Celebration meets caution: LARC's boons, potential busts, and the benefits of a reproductive justice approach

Contraception. 2014 Apr;89(4):237-41. doi: 10.1016/j.contraception.2014.01.027. Epub 2014 Feb 10.


Recent years have witnessed an outpouring of research and funding pertaining to long-acting reversible contraception (LARC). The time is ripe to contextualize LARC’s hype within our broader reproductive health goals and tools—that is, how we can best address the needs of individuals who benefit from the reproductive health services we provide. After reviewing LARC’s major benefits, this commentary presents three potentially problematic aspects of LARC promotion: 1) the notion that increasing LARC use could singlehandedly end unintended pregnancies and their associations with poverty, 2) the clinical emphasis on LARC methods over all others, and 3) inadvertently failing to acknowledge the ways in which poor women of color will experience LARC promotion through legacies of racism and eugenics.

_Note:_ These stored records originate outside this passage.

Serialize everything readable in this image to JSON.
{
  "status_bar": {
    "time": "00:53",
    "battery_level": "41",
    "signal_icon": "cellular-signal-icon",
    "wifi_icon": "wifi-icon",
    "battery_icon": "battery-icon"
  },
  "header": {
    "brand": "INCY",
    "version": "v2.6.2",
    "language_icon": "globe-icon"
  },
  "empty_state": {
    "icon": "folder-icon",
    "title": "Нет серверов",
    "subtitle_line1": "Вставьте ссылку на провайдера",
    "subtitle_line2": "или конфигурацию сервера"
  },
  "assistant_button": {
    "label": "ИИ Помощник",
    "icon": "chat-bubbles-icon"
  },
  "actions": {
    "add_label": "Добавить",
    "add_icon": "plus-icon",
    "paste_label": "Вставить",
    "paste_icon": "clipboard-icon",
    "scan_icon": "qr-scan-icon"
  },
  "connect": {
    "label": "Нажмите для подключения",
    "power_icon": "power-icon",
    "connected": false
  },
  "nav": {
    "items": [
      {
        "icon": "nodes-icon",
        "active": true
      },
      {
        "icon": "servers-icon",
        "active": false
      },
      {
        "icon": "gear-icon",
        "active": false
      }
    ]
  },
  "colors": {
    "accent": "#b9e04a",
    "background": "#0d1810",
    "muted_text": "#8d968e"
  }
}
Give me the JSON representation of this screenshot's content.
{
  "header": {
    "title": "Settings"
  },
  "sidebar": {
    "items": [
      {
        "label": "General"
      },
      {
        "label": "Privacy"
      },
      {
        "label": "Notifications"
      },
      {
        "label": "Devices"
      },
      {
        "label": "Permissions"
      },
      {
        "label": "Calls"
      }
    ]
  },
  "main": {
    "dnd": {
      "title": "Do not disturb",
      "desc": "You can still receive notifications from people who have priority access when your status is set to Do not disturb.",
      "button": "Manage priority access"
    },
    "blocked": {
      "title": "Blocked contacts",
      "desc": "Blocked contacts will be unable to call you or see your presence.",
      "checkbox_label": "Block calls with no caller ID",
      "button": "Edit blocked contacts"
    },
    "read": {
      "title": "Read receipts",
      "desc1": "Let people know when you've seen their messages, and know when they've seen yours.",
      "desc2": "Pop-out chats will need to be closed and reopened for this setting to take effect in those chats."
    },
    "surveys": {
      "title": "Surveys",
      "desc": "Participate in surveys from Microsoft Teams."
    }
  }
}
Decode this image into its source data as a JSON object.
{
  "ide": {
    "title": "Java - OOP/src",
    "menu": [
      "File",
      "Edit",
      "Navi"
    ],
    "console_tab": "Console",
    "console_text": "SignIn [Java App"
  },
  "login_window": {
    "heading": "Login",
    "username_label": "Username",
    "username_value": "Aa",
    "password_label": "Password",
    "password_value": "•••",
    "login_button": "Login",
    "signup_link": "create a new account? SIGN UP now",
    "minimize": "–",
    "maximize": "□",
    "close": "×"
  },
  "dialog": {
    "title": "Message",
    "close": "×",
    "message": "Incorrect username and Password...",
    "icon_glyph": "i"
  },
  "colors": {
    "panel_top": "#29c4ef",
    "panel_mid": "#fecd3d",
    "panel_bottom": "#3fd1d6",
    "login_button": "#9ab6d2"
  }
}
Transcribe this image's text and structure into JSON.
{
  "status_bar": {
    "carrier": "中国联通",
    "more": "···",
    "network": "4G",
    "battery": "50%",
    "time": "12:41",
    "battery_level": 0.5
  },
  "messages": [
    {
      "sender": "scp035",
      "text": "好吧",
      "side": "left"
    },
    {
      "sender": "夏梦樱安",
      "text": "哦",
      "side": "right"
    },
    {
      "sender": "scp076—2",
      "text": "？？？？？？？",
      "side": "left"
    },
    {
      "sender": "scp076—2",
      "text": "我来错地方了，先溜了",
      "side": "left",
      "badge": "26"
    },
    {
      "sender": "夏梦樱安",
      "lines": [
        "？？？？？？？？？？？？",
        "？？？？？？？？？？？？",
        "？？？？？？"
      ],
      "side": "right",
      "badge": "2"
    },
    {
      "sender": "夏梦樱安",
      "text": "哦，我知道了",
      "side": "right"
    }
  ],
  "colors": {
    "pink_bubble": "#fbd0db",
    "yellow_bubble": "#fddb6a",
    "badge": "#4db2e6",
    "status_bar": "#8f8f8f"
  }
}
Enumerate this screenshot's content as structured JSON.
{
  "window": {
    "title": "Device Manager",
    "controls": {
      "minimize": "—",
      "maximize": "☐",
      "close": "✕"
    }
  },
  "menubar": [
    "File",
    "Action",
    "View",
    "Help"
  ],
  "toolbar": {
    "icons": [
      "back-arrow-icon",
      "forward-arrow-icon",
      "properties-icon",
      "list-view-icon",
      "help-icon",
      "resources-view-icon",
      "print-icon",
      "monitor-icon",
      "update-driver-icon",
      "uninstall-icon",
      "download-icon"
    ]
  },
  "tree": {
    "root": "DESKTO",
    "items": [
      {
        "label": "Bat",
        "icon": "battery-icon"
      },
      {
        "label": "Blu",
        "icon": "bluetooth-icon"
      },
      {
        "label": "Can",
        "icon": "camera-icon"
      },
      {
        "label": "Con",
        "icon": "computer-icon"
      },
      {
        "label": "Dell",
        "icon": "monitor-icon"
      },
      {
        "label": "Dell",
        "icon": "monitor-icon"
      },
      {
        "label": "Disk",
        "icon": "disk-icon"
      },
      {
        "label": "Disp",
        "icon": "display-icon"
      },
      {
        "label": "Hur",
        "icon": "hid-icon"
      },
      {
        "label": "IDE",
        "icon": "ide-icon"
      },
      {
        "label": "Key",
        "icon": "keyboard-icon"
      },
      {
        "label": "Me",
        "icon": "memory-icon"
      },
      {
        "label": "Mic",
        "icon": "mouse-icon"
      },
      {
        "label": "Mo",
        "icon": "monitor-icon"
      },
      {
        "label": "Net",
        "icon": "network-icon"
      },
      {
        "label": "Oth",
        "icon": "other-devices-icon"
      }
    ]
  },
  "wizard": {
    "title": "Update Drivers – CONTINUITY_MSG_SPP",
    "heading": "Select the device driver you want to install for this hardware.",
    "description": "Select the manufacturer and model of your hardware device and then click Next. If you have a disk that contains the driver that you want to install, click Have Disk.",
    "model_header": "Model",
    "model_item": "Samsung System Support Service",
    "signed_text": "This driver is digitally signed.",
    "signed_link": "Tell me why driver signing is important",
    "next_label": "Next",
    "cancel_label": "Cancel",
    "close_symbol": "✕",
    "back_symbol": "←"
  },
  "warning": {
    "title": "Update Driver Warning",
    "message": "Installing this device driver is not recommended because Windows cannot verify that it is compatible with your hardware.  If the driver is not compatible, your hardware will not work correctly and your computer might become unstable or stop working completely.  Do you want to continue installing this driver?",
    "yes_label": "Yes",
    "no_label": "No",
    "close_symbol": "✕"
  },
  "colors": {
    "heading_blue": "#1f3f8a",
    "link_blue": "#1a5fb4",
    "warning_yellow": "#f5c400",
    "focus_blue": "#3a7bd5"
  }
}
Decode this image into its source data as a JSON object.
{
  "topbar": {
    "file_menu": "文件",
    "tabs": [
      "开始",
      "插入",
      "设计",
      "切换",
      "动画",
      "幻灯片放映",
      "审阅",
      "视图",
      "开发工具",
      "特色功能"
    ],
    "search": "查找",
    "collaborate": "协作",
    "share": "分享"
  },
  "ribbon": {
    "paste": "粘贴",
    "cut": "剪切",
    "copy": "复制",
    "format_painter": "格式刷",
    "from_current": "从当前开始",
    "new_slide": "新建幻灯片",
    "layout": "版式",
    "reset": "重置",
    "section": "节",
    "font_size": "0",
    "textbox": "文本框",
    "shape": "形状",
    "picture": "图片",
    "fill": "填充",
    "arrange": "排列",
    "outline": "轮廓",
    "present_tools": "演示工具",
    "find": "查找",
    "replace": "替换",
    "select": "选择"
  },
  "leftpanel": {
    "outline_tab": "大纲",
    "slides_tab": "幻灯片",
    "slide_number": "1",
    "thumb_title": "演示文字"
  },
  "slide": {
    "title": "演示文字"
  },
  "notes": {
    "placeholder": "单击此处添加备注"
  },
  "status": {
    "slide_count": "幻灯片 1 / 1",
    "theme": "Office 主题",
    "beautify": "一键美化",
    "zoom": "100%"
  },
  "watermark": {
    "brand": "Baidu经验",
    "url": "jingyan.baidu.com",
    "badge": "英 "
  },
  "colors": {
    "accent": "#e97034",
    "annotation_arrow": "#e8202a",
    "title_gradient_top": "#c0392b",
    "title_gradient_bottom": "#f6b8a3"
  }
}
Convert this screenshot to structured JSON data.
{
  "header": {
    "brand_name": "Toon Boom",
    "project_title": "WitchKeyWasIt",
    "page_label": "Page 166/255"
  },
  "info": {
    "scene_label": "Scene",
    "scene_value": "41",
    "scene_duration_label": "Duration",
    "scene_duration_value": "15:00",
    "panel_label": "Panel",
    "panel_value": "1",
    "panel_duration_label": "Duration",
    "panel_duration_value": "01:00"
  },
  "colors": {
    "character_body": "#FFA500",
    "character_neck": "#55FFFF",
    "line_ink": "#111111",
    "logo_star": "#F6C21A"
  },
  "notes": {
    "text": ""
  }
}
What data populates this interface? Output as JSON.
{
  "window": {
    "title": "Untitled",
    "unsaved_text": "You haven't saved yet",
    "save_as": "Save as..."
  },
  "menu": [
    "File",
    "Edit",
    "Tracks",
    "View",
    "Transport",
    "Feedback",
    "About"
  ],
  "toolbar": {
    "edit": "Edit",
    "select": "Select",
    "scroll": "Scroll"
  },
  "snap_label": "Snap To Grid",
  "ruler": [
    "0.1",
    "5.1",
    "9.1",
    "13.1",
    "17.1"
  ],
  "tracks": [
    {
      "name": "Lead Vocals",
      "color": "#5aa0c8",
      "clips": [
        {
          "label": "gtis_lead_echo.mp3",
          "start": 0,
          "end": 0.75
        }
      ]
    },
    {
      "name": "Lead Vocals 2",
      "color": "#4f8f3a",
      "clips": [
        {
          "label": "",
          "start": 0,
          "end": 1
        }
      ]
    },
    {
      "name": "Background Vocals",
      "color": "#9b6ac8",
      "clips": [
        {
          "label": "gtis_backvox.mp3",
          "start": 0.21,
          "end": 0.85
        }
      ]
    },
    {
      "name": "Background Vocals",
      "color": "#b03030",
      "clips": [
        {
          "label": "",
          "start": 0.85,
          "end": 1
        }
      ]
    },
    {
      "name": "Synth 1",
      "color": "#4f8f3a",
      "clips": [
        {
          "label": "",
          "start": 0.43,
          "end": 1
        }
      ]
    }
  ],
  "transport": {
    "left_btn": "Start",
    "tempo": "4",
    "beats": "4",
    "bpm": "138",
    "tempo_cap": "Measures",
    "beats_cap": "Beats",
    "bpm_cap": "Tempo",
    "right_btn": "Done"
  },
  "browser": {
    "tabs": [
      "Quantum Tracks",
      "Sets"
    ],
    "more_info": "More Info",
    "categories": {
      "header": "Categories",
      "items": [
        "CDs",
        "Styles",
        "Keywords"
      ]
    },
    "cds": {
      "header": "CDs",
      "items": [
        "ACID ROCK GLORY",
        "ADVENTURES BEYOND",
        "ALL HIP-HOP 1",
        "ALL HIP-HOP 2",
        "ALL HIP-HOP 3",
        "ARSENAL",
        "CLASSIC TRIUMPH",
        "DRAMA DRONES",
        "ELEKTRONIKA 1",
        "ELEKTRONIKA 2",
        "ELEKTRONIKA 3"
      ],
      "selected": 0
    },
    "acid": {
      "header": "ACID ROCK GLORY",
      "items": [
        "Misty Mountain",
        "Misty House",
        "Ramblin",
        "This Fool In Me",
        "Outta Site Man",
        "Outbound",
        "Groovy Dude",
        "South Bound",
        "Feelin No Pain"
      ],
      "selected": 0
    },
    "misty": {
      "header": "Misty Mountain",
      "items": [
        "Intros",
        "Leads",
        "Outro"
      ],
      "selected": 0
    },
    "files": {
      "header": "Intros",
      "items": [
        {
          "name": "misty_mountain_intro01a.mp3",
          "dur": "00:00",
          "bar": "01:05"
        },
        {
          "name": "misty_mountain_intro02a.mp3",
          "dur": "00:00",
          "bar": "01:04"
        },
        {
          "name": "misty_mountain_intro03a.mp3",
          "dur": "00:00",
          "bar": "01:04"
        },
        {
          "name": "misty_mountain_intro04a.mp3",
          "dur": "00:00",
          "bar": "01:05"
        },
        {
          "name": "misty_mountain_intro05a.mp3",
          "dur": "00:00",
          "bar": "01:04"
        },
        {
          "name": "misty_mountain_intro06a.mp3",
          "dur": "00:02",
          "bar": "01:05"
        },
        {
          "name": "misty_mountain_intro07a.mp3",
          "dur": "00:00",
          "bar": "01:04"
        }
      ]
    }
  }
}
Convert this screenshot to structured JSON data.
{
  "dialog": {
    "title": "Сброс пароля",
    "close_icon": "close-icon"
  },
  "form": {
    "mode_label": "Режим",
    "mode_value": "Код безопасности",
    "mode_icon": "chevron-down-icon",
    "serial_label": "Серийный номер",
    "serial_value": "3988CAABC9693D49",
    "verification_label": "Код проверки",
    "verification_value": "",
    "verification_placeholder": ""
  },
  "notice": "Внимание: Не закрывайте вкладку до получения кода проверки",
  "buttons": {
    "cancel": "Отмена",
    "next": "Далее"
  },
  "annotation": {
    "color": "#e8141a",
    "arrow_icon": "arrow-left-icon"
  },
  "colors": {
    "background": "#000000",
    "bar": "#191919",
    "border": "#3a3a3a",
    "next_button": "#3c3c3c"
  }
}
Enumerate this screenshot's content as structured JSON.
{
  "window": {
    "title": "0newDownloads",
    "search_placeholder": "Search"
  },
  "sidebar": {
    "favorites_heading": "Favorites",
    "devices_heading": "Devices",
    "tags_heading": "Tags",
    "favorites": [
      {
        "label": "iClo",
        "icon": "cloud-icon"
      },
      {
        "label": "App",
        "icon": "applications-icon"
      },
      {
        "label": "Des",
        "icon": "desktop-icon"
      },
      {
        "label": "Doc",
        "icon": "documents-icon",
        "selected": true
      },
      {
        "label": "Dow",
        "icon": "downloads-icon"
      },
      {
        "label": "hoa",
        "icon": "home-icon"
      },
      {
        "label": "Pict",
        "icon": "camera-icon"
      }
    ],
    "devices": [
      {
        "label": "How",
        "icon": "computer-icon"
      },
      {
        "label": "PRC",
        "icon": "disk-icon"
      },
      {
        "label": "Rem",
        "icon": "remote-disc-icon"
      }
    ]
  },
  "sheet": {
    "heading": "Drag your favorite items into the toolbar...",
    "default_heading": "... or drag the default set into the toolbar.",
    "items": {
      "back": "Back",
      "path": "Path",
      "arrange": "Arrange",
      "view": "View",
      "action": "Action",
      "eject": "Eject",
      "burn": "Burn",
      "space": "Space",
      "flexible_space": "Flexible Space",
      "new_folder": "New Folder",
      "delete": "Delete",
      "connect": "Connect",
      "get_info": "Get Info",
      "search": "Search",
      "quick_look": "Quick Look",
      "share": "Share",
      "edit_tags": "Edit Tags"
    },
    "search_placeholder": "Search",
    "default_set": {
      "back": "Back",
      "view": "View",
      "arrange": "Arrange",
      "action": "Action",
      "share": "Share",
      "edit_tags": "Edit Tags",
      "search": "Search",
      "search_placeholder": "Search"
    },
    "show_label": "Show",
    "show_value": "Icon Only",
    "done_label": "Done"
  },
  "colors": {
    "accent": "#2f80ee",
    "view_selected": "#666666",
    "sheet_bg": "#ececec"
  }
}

The comment concludes by highlighting the benefits of a reproductive justice approach to LARC: an approach devoted to making LARC affordable and accessible while simultaneously respecting women’s decisions not to use LARC, their ability to have LARC removed when they wish, and their ability to determine for themselves where contraception and pregnancies fit into their lives.

Publication types

  • Research Support, N.I.H., Extramural

MeSH terms

  • Contraception / ethics
  • Contraception / psychology
  • Contraception / trends*
  • Contraceptive Agents, Female / administration & dosage*
  • Female
  • Humans
  • Intrauterine Devices*
  • Social Justice


  • Contraceptive Agents, Female